Healesville Sanctuary aims to breed and manage a sustainable captive population of about 120 Devils for at least 10 years as part of the 'Save the Tasmanian Devil’ program.

DFTD is contagious - the cancer cells are spread by biting during feeding and mating.  It has spread across approximately 60% of Tasmania (Feb 2010) and has caused a rapid decline in wild Devil populations.

The ‘Save the Tasmanian Devil’ program was established to investigate the disease through population monitoring, disease diagnostics and wild population management.

As part of this program, Healesville Sanctuary is one of eighteen zoos taking Tasmanian Devils.  If the catastrophic decline of this species continues, these captive populations could become an essential source of animals for reintroduction to the wild.

During this time, authorities are working to eradicate the DFTD from Tasmania.  The overall insurance program aims to hold up to 1500 breeding animals (or ~5000 individuals in total over 50 years).

Zoos Victoria’s key roles in the recovery of the Tasmanian Devil are to:

  • Breed and manage a captive insurance population
  • Assist with population monitoring programs
  • Research captive breeding techniques and DFTD
  • Increase community awareness and support for the Tasmanian Devil. 
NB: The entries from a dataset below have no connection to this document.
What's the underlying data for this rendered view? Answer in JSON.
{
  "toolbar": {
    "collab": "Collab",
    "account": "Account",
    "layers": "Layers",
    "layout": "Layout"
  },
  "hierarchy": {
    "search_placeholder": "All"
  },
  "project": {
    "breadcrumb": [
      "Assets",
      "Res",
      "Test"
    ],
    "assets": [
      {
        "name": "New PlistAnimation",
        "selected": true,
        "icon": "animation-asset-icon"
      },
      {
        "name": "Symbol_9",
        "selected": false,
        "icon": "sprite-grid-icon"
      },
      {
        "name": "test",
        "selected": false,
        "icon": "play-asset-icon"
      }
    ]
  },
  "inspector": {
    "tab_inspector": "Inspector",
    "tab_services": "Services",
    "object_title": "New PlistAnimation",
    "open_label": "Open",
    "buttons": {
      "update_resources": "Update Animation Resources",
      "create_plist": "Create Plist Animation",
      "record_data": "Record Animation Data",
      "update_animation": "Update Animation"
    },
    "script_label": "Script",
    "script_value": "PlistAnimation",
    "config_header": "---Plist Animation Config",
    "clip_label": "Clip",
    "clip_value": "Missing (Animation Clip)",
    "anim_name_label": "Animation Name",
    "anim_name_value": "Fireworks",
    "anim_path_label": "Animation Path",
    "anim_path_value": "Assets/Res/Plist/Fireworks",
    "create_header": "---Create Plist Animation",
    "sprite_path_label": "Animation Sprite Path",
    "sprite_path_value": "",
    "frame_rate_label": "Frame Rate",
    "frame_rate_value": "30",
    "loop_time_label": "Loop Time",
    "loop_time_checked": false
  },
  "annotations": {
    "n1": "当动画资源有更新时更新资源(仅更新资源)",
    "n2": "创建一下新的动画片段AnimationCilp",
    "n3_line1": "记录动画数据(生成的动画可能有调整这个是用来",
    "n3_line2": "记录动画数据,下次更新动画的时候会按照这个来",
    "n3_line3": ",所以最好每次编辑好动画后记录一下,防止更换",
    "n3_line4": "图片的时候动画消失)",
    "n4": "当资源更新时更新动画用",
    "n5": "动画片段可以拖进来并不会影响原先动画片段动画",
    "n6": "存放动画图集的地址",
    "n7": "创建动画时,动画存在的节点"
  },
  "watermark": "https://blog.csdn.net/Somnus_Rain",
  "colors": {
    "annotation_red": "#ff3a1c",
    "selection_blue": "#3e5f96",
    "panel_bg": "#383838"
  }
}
Distribution Map

This is an indicative distribution map of the present distribution of the species based on best available knowledge. This map may not be accurate to the latest information.


Plans and publications

PDF icon Download a comprehensive overview of what Zoos Victoria is doing to save the Tasmanian Devil (427 KB)

PDF icon Save the Tasmanian Devil Program: (2012) Annual Program Report 2010/2011 Department of Primary Industries, Parks, Water & Environment (1.5 MB).

DSEWPC (2010). Sarcophilus harrisii in Species Profile and Threats Database, Department of Sustainability, Environment, Water, Population and Communities, Canberra.

Tasmania DPIWE (2005) Tasmanian Devil Facial Tumour Disease (DFTD) Disease Management Strategy.  Department of Primary Industries, Water and Environment.

Tasmanian Devil

Brute Force for the Extinction Fighters

Found: deep in a burrow in Tasmania

Despite his ferocious teeth and gruff bark, he is actually a big softie deep-down. His screech can be heard for kilometres.

Meet all priority native threatened species

Zoos Victoria plans to save this endangered animal.

See all of our 21 priority threatened native species.


Devil of a toothache

It’s a brave dentist that puts their hand up for the job of dental care on a Tasmanian Devil toddler! But for one dentist it is just another day at the office.

1 March 2017
Southern Corroboree Frog

Threatened Species Day 2016

Some of Australia's most endangered species have had a big boost thanks to results announced to commemorate National Threatened Species Day at Zoos Victoria.

6 September 2016
  • Tasmanian Devils are the largest living carnivorous marsupials in the world.